Element data from apps and pages:
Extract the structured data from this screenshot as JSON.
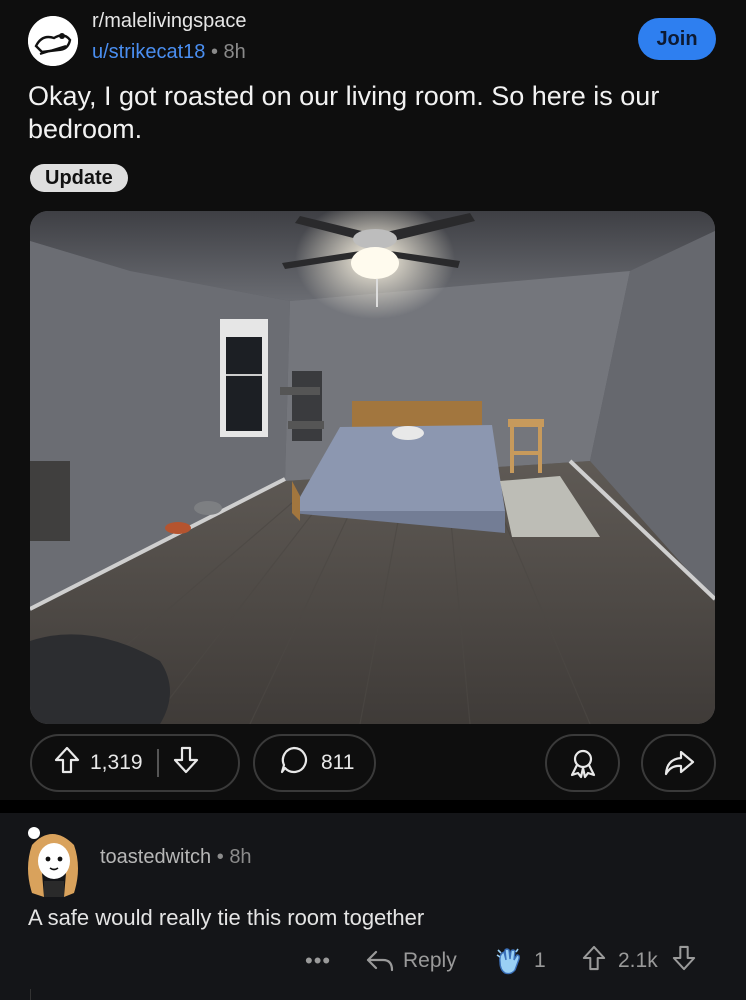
{
  "post": {
    "subreddit": "r/malelivingspace",
    "author": "u/strikecat18",
    "separator": "•",
    "age": "8h",
    "join_label": "Join",
    "title": "Okay, I got roasted on our living room. So here is our bedroom.",
    "flair": "Update",
    "upvotes": "1,319",
    "comments": "811"
  },
  "comment": {
    "author": "toastedwitch",
    "separator": "•",
    "age": "8h",
    "body": "A safe would really tie this room together",
    "more": "•••",
    "reply_label": "Reply",
    "award_count": "1",
    "score": "2.1k"
  },
  "icons": {
    "upvote": "arrow-up-outline-icon",
    "downvote": "arrow-down-outline-icon",
    "comment": "speech-bubble-icon",
    "award": "award-ribbon-icon",
    "share": "share-arrow-icon",
    "reply": "reply-arrow-icon",
    "clap_award": "clapping-hands-icon"
  },
  "colors": {
    "background": "#0e0e0e",
    "accent": "#2e7ff0",
    "username": "#4a8ef0",
    "comment_bg": "#141518"
  }
}
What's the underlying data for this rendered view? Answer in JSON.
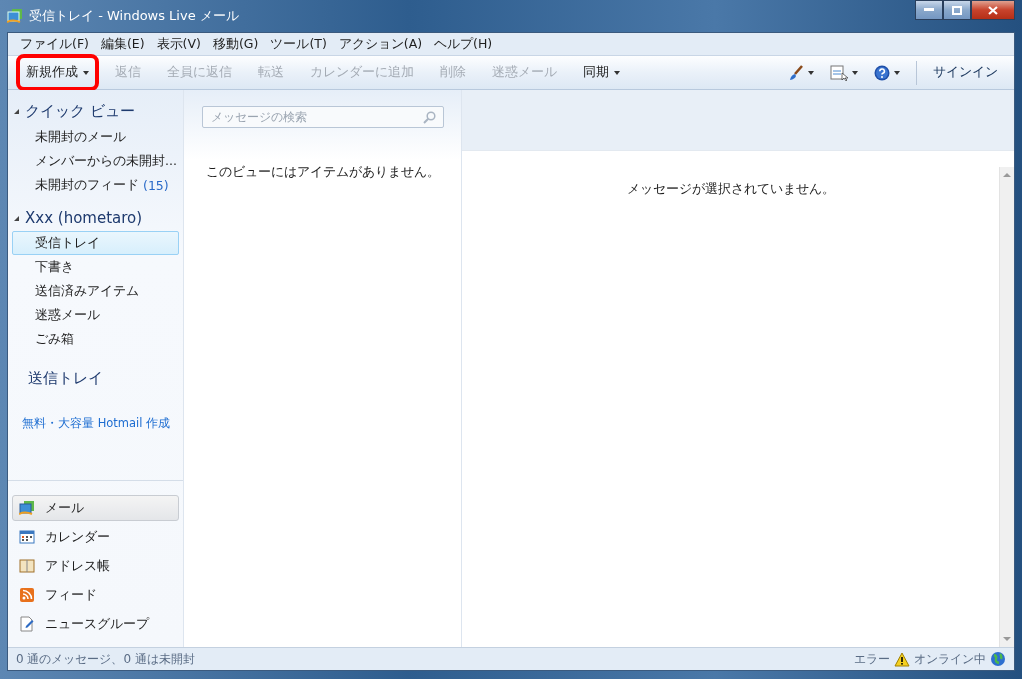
{
  "window": {
    "title": "受信トレイ - Windows Live メール"
  },
  "menu": [
    "ファイル(F)",
    "編集(E)",
    "表示(V)",
    "移動(G)",
    "ツール(T)",
    "アクション(A)",
    "ヘルプ(H)"
  ],
  "toolbar": [
    {
      "label": "新規作成",
      "disabled": false,
      "dropdown": true,
      "highlighted": true
    },
    {
      "label": "返信",
      "disabled": true,
      "dropdown": false,
      "highlighted": false
    },
    {
      "label": "全員に返信",
      "disabled": true,
      "dropdown": false,
      "highlighted": false
    },
    {
      "label": "転送",
      "disabled": true,
      "dropdown": false,
      "highlighted": false
    },
    {
      "label": "カレンダーに追加",
      "disabled": true,
      "dropdown": false,
      "highlighted": false
    },
    {
      "label": "削除",
      "disabled": true,
      "dropdown": false,
      "highlighted": false
    },
    {
      "label": "迷惑メール",
      "disabled": true,
      "dropdown": false,
      "highlighted": false
    },
    {
      "label": "同期",
      "disabled": false,
      "dropdown": true,
      "highlighted": false
    }
  ],
  "toolbar_right": {
    "sign_in": "サインイン"
  },
  "sidebar": {
    "sections": [
      {
        "title": "クイック ビュー",
        "expanded": true,
        "items": [
          {
            "label": "未開封のメール",
            "selected": false
          },
          {
            "label": "メンバーからの未開封...",
            "selected": false
          },
          {
            "label": "未開封のフィード",
            "count": "(15)",
            "selected": false
          }
        ]
      },
      {
        "title": "Xxx (hometaro)",
        "expanded": true,
        "items": [
          {
            "label": "受信トレイ",
            "selected": true
          },
          {
            "label": "下書き",
            "selected": false
          },
          {
            "label": "送信済みアイテム",
            "selected": false
          },
          {
            "label": "迷惑メール",
            "selected": false
          },
          {
            "label": "ごみ箱",
            "selected": false
          }
        ]
      }
    ],
    "outbox": "送信トレイ",
    "link": "無料・大容量 Hotmail 作成",
    "nav": [
      {
        "kind": "mail",
        "label": "メール",
        "selected": true
      },
      {
        "kind": "calendar",
        "label": "カレンダー",
        "selected": false
      },
      {
        "kind": "contacts",
        "label": "アドレス帳",
        "selected": false
      },
      {
        "kind": "feeds",
        "label": "フィード",
        "selected": false
      },
      {
        "kind": "newsgroups",
        "label": "ニュースグループ",
        "selected": false
      }
    ]
  },
  "message_list": {
    "search": {
      "placeholder": "メッセージの検索"
    },
    "empty_text": "このビューにはアイテムがありません。"
  },
  "reading_pane": {
    "empty_text": "メッセージが選択されていません。"
  },
  "status_bar": {
    "left": "0 通のメッセージ、0 通は未開封",
    "error": "エラー",
    "online": "オンライン中"
  }
}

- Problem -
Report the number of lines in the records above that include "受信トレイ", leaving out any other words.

- Written answer -
2